A Tuscan producer, Italian wine region or rediscovered grape variety that we should keep an eye on?
The wines from the south and Sicily in general are very interesting. In particular Nanni Copé from Campania. This Terre del Volturno IGT is a blend of Pallagrello Nero 85%, Aglianico 12% and Casavecchia 3%. I discovered this wine thanks to my internet “friends” Jeremy Parzen and Anthony D’Anna (the importer for our wines in Australia).
Last but not least - any Italian book, blog, film or piece of music (or art), that will take the average traveler straight into the heart of this messy boot called Italy?
Italy’s addictive combination of sensuality, aesthetics and Machiavellian manoeuvres has been puzzling and captivating visitors here for centuries.
Cinema Paradiso? The Dark Heart of Italy? www.italiannotebook.com?
IL PALAZZONE FACTS AND FIGURES
First year of production: 1985
Bought by current owner: 2000
Hectares under vine: 5, in 3 different parts of Montalcino territory
Aging: traditional large barrel aging for 40+ months for all Brunello
Fermentation in wood from 2011 vintage
Number of bottles produced: 6 - 12.000
Number of bottles 2008 vintage: 4348 (http://www.ilpalazzone.com/il-palazzone-2/2008-brunello-di-montalcino-d-o-c-g/)

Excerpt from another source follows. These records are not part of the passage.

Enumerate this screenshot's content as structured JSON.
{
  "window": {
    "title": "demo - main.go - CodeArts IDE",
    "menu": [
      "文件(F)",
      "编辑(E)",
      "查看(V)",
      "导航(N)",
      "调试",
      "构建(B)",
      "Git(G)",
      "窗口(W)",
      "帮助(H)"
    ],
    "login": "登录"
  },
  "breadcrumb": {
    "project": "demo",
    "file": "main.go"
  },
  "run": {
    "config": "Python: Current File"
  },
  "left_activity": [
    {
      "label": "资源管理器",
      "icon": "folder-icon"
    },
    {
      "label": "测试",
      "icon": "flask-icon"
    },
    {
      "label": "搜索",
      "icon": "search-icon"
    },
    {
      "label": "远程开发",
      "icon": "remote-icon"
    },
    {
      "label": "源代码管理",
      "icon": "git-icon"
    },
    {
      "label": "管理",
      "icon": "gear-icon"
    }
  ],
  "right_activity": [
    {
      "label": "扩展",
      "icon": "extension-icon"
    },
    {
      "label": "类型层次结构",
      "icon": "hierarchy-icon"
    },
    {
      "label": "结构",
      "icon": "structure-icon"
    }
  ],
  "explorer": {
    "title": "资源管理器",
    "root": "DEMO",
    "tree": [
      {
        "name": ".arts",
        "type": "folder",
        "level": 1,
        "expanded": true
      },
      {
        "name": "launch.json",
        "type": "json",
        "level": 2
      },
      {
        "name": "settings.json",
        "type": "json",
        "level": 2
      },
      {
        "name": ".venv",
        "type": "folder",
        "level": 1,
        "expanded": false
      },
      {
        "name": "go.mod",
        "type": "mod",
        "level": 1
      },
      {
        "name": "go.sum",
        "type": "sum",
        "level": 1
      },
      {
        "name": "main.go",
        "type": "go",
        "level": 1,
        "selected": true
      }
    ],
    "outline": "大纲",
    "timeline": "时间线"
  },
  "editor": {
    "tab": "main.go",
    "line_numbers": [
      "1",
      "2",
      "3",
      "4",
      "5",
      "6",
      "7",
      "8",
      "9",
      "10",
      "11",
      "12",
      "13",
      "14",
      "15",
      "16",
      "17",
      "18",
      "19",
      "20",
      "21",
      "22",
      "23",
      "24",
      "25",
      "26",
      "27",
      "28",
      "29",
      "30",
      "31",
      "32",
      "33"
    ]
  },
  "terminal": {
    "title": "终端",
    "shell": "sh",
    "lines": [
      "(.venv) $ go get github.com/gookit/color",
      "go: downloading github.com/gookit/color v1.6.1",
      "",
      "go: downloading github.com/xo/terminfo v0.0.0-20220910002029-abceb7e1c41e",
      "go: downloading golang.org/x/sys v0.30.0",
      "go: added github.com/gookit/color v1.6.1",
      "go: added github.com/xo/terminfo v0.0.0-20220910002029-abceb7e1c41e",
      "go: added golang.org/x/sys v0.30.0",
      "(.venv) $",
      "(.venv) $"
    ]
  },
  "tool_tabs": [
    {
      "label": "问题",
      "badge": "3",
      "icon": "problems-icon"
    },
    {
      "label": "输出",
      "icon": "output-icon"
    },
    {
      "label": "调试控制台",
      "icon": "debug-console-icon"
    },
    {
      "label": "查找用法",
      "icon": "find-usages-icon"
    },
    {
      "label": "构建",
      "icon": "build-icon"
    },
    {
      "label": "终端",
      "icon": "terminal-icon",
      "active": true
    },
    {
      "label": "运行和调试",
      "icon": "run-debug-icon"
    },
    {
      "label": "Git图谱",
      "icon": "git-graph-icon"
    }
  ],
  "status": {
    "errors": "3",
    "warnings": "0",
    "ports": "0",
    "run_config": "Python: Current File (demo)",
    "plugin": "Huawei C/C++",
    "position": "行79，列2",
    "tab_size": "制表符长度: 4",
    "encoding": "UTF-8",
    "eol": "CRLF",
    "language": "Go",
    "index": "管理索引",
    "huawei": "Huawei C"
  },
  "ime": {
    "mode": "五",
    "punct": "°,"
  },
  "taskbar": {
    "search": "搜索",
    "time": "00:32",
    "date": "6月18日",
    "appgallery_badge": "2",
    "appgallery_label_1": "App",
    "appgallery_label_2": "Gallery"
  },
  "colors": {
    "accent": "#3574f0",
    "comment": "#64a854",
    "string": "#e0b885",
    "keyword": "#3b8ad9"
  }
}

Wines produced: Rosso del Palazzone VR, Lorenzo & Isabelle IGT Toscana, Brunello di Montalcino DOCG, Brunello di Montalcino DOCG Riserva
Twitter id: @ilpalazzone